Problem
Emit all the data exactly as provided.

Stored data entries
--- START ---

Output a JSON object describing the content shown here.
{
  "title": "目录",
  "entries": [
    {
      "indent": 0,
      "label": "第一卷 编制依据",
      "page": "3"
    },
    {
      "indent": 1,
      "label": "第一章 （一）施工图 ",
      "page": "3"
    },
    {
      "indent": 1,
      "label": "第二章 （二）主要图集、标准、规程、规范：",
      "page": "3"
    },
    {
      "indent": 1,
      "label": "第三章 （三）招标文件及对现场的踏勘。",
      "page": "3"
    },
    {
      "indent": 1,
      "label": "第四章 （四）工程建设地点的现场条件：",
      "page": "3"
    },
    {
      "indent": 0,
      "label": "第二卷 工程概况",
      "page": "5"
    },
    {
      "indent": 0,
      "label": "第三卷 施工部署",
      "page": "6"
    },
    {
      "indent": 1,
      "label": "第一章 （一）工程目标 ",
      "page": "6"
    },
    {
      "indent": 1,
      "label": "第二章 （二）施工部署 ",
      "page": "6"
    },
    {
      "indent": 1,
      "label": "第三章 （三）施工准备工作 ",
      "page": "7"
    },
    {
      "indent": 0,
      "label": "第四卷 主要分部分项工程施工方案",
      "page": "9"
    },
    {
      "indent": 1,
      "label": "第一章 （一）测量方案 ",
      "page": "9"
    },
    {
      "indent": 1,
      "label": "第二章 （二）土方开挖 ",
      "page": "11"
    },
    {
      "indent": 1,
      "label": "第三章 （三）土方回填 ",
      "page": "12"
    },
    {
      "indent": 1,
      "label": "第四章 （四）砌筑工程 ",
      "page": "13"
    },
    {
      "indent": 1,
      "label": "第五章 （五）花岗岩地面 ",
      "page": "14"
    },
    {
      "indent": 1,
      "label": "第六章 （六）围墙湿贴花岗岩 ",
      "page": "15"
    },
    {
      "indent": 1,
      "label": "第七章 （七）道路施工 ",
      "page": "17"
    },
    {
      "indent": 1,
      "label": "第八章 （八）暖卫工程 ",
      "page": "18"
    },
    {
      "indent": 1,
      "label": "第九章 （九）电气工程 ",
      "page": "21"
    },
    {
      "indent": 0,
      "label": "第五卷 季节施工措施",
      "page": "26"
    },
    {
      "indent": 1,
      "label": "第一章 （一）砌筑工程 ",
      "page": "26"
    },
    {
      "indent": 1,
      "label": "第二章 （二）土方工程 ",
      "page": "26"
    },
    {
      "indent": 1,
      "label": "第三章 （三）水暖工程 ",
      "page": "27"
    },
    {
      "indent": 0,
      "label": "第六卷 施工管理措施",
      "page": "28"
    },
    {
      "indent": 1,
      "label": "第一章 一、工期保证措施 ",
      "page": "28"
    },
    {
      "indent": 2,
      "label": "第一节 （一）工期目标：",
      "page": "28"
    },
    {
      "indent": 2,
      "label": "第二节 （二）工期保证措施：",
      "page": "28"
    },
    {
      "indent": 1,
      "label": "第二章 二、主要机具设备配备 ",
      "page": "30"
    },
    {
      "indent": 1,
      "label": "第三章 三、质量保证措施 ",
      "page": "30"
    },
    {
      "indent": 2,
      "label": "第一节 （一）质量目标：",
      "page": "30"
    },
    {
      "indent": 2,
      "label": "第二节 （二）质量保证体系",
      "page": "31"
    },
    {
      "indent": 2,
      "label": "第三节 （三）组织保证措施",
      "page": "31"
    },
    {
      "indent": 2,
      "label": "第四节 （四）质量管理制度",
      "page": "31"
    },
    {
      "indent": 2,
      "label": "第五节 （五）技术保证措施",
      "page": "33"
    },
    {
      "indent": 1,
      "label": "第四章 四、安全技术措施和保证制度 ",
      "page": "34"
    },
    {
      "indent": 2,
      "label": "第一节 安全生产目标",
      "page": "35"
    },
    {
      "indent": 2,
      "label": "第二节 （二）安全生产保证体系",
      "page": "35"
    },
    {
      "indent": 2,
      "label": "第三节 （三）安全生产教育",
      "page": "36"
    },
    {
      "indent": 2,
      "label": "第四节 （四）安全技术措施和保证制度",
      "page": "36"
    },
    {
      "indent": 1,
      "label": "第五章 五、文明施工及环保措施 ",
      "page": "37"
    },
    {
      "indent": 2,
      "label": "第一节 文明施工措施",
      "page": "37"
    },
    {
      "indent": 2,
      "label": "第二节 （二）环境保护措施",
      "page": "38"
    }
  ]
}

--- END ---

Expected output
Output a JSON object describing the content shown here.
{
  "title": "目录",
  "entries": [
    {
      "indent": 0,
      "label": "第一卷 编制依据",
      "page": "3"
    },
    {
      "indent": 1,
      "label": "第一章 （一）施工图 ",
      "page": "3"
    },
    {
      "indent": 1,
      "label": "第二章 （二）主要图集、标准、规程、规范：",
      "page": "3"
    },
    {
      "indent": 1,
      "label": "第三章 （三）招标文件及对现场的踏勘。",
      "page": "3"
    },
    {
      "indent": 1,
      "label": "第四章 （四）工程建设地点的现场条件：",
      "page": "3"
    },
    {
      "indent": 0,
      "label": "第二卷 工程概况",
      "page": "5"
    },
    {
      "indent": 0,
      "label": "第三卷 施工部署",
      "page": "6"
    },
    {
      "indent": 1,
      "label": "第一章 （一）工程目标 ",
      "page": "6"
    },
    {
      "indent": 1,
      "label": "第二章 （二）施工部署 ",
      "page": "6"
    },
    {
      "indent": 1,
      "label": "第三章 （三）施工准备工作 ",
      "page": "7"
    },
    {
      "indent": 0,
      "label": "第四卷 主要分部分项工程施工方案",
      "page": "9"
    },
    {
      "indent": 1,
      "label": "第一章 （一）测量方案 ",
      "page": "9"
    },
    {
      "indent": 1,
      "label": "第二章 （二）土方开挖 ",
      "page": "11"
    },
    {
      "indent": 1,
      "label": "第三章 （三）土方回填 ",
      "page": "12"
    },
    {
      "indent": 1,
      "label": "第四章 （四）砌筑工程 ",
      "page": "13"
    },
    {
      "indent": 1,
      "label": "第五章 （五）花岗岩地面 ",
      "page": "14"
    },
    {
      "indent": 1,
      "label": "第六章 （六）围墙湿贴花岗岩 ",
      "page": "15"
    },
    {
      "indent": 1,
      "label": "第七章 （七）道路施工 ",
      "page": "17"
    },
    {
      "indent": 1,
      "label": "第八章 （八）暖卫工程 ",
      "page": "18"
    },
    {
      "indent": 1,
      "label": "第九章 （九）电气工程 ",
      "page": "21"
    },
    {
      "indent": 0,
      "label": "第五卷 季节施工措施",
      "page": "26"
    },
    {
      "indent": 1,
      "label": "第一章 （一）砌筑工程 ",
      "page": "26"
    },
    {
      "indent": 1,
      "label": "第二章 （二）土方工程 ",
      "page": "26"
    },
    {
      "indent": 1,
      "label": "第三章 （三）水暖工程 ",
      "page": "27"
    },
    {
      "indent": 0,
      "label": "第六卷 施工管理措施",
      "page": "28"
    },
    {
      "indent": 1,
      "label": "第一章 一、工期保证措施 ",
      "page": "28"
    },
    {
      "indent": 2,
      "label": "第一节 （一）工期目标：",
      "page": "28"
    },
    {
      "indent": 2,
      "label": "第二节 （二）工期保证措施：",
      "page": "28"
    },
    {
      "indent": 1,
      "label": "第二章 二、主要机具设备配备 ",
      "page": "30"
    },
    {
      "indent": 1,
      "label": "第三章 三、质量保证措施 ",
      "page": "30"
    },
    {
      "indent": 2,
      "label": "第一节 （一）质量目标：",
      "page": "30"
    },
    {
      "indent": 2,
      "label": "第二节 （二）质量保证体系",
      "page": "31"
    },
    {
      "indent": 2,
      "label": "第三节 （三）组织保证措施",
      "page": "31"
    },
    {
      "indent": 2,
      "label": "第四节 （四）质量管理制度",
      "page": "31"
    },
    {
      "indent": 2,
      "label": "第五节 （五）技术保证措施",
      "page": "33"
    },
    {
      "indent": 1,
      "label": "第四章 四、安全技术措施和保证制度 ",
      "page": "34"
    },
    {
      "indent": 2,
      "label": "第一节 安全生产目标",
      "page": "35"
    },
    {
      "indent": 2,
      "label": "第二节 （二）安全生产保证体系",
      "page": "35"
    },
    {
      "indent": 2,
      "label": "第三节 （三）安全生产教育",
      "page": "36"
    },
    {
      "indent": 2,
      "label": "第四节 （四）安全技术措施和保证制度",
      "page": "36"
    },
    {
      "indent": 1,
      "label": "第五章 五、文明施工及环保措施 ",
      "page": "37"
    },
    {
      "indent": 2,
      "label": "第一节 文明施工措施",
      "page": "37"
    },
    {
      "indent": 2,
      "label": "第二节 （二）环境保护措施",
      "page": "38"
    }
  ]
}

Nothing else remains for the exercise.